BEGIN Records for the task

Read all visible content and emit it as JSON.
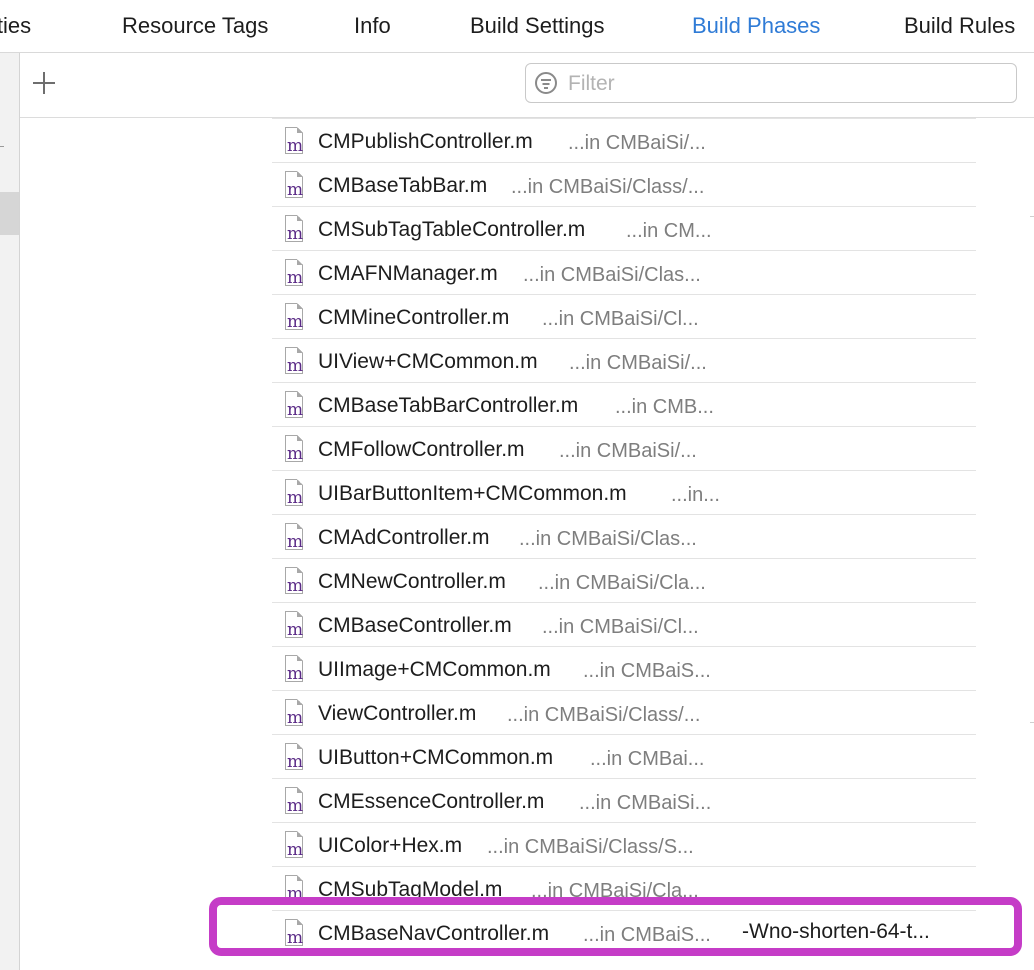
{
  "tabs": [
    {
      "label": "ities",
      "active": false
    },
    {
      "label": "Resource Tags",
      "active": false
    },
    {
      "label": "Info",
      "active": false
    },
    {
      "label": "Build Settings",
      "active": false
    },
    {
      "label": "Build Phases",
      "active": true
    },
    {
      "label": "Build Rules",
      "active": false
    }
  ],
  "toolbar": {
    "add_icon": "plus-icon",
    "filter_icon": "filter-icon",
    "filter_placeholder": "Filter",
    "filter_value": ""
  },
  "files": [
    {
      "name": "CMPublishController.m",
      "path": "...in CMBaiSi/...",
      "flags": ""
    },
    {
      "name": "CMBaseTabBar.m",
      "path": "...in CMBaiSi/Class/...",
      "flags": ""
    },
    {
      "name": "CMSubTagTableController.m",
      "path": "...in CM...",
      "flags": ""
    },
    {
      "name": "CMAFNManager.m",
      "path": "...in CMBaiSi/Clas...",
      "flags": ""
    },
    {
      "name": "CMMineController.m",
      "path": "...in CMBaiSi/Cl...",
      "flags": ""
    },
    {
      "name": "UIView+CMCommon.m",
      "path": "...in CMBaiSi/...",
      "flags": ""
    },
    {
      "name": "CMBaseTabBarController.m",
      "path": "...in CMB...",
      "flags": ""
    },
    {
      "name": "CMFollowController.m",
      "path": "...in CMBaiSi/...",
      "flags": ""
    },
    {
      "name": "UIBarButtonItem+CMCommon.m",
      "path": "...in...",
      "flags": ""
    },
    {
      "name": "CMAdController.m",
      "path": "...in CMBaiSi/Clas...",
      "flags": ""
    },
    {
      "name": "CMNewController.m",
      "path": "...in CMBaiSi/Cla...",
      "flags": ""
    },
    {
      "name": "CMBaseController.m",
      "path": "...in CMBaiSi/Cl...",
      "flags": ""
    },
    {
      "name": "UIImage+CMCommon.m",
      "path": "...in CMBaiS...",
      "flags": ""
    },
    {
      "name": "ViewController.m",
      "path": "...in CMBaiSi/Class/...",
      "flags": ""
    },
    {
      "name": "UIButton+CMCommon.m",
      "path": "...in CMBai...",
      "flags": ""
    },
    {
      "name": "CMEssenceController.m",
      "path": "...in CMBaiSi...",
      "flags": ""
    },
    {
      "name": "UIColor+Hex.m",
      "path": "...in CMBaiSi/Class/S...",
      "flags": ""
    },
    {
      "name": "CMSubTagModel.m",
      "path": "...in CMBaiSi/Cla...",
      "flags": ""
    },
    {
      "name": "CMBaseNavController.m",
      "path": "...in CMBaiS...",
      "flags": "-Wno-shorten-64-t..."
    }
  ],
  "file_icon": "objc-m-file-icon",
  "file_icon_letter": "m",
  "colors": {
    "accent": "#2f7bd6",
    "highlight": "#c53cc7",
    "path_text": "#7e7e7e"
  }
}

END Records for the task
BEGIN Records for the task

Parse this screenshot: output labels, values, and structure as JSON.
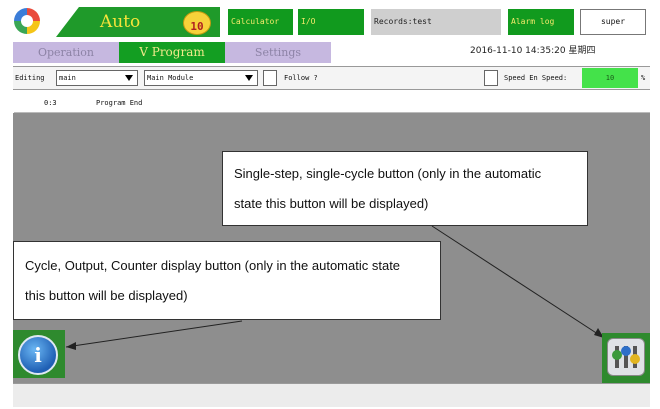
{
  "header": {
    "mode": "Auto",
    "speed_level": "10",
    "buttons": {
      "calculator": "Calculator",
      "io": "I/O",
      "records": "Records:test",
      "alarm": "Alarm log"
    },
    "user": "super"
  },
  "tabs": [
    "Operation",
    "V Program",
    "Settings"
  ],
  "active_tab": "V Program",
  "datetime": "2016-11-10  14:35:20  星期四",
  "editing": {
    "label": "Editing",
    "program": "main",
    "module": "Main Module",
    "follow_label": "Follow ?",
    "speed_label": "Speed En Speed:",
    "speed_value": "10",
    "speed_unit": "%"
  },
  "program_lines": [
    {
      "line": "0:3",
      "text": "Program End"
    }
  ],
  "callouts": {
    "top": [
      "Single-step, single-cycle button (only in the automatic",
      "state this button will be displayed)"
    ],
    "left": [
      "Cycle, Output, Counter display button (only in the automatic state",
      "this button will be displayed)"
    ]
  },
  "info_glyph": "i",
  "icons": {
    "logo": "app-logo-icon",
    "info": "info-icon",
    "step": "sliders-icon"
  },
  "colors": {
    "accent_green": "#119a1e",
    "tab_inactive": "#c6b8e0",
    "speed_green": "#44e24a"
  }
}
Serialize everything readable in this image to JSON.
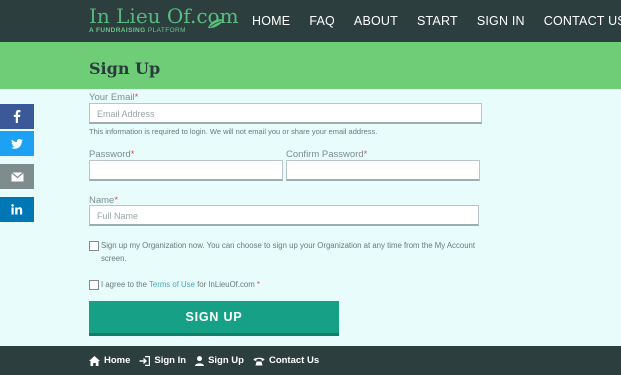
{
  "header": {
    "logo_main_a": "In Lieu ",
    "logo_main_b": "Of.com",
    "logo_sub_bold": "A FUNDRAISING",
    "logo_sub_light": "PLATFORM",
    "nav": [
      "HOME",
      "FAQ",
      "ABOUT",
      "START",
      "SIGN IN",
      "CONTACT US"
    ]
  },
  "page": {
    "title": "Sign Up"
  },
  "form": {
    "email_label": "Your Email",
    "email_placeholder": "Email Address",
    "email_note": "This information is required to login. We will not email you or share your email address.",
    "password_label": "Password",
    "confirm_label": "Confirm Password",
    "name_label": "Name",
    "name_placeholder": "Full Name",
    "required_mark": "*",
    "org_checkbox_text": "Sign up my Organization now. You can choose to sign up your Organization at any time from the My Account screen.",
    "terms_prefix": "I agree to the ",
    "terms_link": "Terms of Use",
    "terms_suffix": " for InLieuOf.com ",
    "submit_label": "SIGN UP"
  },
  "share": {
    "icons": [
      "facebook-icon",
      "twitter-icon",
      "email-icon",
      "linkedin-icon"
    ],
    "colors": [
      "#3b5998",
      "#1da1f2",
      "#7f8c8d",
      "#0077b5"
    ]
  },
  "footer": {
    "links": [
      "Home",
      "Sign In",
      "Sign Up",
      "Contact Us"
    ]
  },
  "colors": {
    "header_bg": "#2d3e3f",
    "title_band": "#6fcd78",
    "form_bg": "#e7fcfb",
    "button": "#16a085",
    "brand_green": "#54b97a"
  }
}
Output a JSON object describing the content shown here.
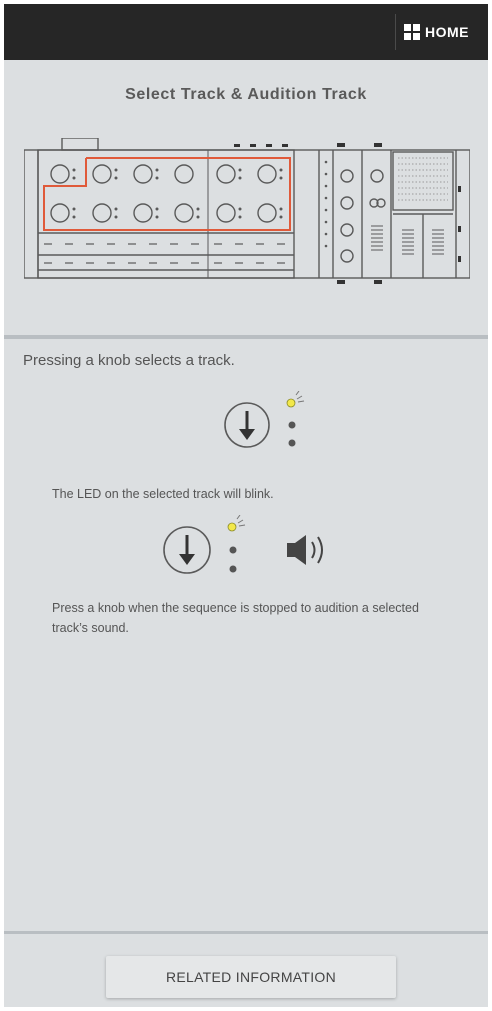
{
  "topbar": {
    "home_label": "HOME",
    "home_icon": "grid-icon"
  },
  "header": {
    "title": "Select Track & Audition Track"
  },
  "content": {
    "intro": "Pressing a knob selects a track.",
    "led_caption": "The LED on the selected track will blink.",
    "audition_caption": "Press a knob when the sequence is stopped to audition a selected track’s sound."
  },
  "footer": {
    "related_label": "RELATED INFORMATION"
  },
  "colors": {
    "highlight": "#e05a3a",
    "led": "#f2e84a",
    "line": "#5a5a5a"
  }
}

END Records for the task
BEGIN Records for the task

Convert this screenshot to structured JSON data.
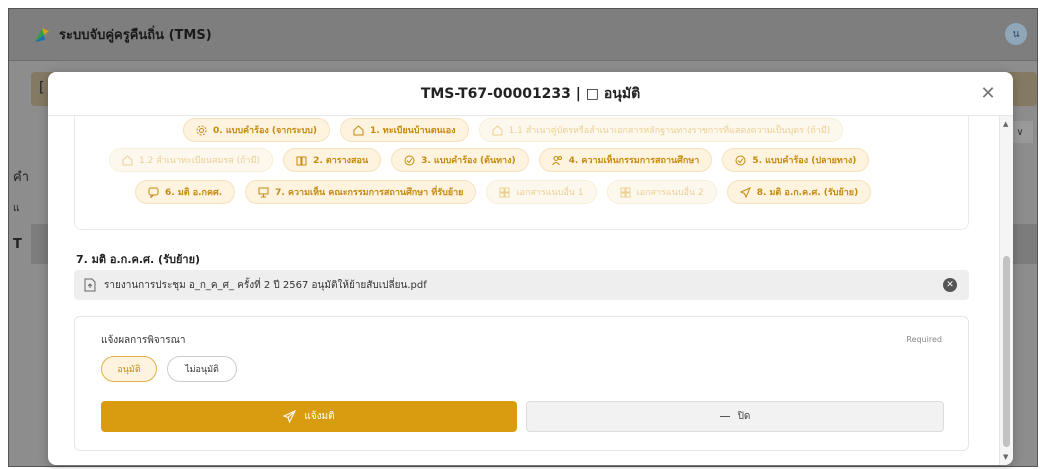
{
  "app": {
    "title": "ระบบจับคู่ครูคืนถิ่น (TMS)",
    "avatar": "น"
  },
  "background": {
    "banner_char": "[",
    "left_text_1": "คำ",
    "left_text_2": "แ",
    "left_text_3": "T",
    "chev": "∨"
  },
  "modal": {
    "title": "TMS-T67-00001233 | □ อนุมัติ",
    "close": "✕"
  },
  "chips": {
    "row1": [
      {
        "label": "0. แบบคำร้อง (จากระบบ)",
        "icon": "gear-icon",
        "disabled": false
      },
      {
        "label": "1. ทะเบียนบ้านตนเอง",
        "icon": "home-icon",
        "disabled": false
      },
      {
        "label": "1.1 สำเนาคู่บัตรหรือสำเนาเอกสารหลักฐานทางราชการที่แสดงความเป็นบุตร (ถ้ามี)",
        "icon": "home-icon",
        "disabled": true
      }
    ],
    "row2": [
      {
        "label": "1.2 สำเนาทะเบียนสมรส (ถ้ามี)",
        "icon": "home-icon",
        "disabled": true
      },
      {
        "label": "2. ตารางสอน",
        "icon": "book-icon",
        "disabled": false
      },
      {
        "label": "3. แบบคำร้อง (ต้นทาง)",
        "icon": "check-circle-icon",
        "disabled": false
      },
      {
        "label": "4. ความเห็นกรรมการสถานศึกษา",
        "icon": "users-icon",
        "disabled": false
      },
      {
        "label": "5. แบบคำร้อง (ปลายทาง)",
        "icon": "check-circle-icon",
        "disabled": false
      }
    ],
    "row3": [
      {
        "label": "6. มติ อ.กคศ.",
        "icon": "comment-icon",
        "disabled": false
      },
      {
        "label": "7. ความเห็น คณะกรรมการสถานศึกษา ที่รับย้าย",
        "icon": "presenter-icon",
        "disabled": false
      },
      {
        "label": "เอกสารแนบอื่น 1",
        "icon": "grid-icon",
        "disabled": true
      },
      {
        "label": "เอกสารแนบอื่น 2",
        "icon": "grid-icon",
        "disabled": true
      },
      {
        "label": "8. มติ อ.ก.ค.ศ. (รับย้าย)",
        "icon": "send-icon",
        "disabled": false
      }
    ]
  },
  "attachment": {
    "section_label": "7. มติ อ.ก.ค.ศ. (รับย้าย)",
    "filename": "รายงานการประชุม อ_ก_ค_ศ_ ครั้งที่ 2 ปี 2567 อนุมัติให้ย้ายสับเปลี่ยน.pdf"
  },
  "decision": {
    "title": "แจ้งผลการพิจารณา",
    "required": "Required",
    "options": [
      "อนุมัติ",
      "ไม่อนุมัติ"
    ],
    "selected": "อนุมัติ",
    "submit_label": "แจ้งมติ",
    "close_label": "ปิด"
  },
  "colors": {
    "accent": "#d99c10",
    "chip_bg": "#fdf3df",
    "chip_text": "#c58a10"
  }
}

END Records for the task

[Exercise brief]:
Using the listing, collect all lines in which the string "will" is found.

[Written answer]:
      "state this button will be displayed)"
      "this button will be displayed)"
    "email_note": "This information is required to login. We will not email you or share your email address.",
    "led_caption": "The LED on the selected track will blink.",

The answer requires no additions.